Assignment
When a line of the records below contains the string "CHANGELOG", copy that whole line.

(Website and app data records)

###

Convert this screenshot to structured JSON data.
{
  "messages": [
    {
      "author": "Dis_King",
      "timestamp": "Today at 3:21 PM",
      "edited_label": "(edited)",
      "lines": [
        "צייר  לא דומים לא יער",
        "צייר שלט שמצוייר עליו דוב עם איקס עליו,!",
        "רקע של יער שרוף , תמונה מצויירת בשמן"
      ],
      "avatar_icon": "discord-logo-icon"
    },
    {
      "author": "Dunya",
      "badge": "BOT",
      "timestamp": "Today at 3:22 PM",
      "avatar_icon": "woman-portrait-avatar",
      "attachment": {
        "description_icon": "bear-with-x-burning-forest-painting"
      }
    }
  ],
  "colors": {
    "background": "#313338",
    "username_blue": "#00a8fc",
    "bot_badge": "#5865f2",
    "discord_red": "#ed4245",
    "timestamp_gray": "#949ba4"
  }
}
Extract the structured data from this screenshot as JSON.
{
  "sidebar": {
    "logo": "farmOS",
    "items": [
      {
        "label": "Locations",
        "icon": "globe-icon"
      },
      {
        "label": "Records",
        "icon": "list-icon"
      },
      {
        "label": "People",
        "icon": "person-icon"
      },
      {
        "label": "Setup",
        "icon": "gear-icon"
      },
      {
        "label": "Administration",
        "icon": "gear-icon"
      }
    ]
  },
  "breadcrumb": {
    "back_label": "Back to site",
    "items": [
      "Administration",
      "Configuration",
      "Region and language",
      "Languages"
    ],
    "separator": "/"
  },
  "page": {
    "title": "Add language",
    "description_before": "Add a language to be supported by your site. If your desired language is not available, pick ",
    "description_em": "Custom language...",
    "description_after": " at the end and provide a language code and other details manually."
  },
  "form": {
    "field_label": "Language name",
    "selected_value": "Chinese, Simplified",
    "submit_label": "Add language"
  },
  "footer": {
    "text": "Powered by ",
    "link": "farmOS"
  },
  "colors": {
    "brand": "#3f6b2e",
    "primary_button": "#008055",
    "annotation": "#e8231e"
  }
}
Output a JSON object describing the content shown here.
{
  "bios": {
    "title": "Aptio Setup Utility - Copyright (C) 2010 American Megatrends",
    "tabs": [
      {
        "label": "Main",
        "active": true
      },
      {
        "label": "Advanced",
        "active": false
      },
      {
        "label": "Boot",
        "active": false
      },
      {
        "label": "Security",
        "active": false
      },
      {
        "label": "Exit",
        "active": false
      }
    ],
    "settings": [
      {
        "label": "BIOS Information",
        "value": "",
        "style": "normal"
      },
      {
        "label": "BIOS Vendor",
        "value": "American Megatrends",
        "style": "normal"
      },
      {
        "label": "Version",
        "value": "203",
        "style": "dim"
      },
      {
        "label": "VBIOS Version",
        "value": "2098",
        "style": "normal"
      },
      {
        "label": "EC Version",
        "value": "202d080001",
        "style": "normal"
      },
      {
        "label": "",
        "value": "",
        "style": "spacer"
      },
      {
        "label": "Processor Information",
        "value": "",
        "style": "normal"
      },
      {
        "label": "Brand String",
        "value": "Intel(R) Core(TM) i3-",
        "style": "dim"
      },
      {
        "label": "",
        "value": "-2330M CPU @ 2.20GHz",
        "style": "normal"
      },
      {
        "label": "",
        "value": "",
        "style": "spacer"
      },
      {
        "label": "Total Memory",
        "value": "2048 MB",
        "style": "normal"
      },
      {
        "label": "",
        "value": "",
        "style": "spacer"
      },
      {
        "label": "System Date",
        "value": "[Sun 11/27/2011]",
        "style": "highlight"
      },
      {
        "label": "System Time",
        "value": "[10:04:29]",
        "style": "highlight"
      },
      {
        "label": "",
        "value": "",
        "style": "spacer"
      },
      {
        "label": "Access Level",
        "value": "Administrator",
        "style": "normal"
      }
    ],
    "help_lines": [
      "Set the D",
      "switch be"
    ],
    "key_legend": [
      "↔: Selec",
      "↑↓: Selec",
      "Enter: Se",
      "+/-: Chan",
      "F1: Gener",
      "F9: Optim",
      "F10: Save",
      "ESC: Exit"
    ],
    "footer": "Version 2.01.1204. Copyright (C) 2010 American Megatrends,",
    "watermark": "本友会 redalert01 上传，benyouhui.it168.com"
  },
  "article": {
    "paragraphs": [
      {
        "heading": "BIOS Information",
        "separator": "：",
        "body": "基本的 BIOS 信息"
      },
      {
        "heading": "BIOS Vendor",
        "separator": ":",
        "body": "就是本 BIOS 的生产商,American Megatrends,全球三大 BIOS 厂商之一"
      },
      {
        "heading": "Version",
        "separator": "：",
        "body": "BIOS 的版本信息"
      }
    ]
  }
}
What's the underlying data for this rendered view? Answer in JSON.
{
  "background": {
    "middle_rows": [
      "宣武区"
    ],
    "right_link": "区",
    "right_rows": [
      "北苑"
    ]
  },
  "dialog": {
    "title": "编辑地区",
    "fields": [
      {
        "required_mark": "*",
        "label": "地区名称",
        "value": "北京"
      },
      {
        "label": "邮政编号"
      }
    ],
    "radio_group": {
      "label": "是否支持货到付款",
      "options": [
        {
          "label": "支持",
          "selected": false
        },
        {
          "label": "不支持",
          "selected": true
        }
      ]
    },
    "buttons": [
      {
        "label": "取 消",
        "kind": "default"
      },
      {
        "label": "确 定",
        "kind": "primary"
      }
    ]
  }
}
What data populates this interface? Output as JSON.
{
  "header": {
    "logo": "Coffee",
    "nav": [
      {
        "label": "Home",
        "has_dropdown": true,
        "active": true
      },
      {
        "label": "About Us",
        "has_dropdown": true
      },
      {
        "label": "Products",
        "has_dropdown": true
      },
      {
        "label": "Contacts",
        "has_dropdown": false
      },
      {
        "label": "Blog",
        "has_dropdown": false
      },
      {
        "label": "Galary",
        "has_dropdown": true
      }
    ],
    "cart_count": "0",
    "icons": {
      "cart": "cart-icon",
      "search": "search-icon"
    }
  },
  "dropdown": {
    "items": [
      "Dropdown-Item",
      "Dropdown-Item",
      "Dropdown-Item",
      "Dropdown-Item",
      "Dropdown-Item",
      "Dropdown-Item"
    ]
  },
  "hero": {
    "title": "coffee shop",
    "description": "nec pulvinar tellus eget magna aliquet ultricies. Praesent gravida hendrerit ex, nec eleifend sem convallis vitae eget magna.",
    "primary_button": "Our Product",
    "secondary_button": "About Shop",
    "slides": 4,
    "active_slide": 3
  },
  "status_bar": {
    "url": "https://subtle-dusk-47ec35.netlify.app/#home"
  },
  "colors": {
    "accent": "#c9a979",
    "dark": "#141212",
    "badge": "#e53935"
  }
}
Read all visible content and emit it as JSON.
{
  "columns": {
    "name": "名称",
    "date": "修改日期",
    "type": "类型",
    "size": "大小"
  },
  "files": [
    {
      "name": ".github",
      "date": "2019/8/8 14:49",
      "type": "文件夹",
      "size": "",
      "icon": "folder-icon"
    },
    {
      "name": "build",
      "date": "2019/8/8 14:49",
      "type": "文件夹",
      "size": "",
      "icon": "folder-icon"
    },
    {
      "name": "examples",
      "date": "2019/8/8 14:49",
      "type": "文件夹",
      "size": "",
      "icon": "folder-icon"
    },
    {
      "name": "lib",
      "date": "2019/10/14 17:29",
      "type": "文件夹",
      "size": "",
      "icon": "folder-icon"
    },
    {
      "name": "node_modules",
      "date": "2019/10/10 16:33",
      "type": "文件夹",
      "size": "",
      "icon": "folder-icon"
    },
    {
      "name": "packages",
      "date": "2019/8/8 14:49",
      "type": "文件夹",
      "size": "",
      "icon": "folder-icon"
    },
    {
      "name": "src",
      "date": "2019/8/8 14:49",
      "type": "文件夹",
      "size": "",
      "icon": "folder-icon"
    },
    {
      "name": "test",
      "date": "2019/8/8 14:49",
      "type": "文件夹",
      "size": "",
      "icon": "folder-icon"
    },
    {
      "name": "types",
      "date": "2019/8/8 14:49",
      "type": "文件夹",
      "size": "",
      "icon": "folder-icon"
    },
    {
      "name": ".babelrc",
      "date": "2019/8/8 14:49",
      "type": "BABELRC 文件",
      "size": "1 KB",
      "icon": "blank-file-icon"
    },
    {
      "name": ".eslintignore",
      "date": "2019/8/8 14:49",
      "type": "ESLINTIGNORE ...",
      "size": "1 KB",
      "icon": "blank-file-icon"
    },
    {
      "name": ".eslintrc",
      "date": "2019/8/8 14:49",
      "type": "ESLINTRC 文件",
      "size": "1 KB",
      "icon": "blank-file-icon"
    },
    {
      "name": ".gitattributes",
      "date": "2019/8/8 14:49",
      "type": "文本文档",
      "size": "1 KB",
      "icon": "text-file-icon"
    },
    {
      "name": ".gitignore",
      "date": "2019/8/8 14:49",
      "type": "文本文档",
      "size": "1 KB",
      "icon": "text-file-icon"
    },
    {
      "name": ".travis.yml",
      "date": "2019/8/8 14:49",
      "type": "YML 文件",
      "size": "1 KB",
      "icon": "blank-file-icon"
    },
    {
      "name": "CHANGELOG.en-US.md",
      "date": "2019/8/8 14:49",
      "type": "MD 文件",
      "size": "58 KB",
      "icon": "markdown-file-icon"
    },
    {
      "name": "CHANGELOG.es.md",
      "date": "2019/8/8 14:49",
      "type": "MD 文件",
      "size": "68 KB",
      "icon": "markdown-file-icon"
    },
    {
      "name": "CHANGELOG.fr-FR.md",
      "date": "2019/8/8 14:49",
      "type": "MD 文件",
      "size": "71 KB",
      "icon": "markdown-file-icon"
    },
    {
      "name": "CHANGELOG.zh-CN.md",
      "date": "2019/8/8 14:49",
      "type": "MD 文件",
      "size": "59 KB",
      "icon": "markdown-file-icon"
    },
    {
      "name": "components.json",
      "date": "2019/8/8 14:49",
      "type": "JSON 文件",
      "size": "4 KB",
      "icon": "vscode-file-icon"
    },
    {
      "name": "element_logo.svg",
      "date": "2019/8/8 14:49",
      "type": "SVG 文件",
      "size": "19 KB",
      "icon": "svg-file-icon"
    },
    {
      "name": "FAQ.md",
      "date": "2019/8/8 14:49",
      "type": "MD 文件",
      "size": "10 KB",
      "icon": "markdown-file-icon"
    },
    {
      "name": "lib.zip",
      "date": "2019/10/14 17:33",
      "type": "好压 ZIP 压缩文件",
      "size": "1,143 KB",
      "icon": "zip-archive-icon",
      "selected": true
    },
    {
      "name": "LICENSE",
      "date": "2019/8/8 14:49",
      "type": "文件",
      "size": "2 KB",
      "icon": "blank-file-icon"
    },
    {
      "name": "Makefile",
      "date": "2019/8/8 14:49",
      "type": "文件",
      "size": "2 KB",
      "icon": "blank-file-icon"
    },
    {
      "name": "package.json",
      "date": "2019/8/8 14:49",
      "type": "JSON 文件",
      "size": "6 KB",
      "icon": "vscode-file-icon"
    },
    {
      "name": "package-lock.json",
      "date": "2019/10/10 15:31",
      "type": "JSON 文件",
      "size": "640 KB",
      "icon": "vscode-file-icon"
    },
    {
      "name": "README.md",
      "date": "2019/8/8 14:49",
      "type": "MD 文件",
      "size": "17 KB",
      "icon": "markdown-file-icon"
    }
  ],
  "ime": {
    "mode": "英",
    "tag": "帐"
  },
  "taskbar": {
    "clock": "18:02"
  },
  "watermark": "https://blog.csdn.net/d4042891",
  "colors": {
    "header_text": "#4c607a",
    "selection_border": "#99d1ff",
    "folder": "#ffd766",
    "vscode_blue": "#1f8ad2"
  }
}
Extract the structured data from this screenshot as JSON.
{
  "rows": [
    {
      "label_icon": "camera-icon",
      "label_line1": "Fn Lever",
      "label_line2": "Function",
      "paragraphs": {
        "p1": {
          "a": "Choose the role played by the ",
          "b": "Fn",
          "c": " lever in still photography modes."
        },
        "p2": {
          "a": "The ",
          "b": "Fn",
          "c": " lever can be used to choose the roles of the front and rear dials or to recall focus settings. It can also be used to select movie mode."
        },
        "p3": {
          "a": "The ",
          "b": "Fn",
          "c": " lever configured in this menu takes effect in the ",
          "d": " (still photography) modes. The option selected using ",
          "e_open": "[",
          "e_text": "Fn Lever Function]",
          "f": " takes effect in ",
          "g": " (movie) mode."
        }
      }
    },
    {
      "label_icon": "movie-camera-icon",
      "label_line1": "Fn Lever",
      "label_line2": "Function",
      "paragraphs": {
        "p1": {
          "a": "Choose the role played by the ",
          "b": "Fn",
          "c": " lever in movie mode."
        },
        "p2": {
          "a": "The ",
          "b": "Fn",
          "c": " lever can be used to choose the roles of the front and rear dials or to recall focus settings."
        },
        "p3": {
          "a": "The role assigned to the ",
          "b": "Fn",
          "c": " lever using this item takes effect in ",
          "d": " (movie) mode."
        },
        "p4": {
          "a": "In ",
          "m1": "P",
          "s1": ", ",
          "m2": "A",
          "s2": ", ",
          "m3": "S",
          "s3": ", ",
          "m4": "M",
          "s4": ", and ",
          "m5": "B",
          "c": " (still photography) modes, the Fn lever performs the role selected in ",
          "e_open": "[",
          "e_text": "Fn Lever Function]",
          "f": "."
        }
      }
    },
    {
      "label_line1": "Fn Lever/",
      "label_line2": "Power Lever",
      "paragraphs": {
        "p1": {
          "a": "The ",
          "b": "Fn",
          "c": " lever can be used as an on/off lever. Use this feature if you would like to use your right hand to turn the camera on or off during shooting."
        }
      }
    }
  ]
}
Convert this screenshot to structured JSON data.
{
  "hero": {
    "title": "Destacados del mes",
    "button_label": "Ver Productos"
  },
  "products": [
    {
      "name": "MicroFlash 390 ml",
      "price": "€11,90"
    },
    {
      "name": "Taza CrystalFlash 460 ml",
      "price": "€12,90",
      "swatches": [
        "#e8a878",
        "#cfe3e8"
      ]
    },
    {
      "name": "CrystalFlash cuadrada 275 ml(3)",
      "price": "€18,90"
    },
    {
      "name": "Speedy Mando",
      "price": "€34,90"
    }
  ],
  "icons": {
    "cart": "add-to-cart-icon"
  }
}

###

Result of this task
      "name": "CHANGELOG.en-US.md",
      "name": "CHANGELOG.es.md",
      "name": "CHANGELOG.fr-FR.md",
      "name": "CHANGELOG.zh-CN.md",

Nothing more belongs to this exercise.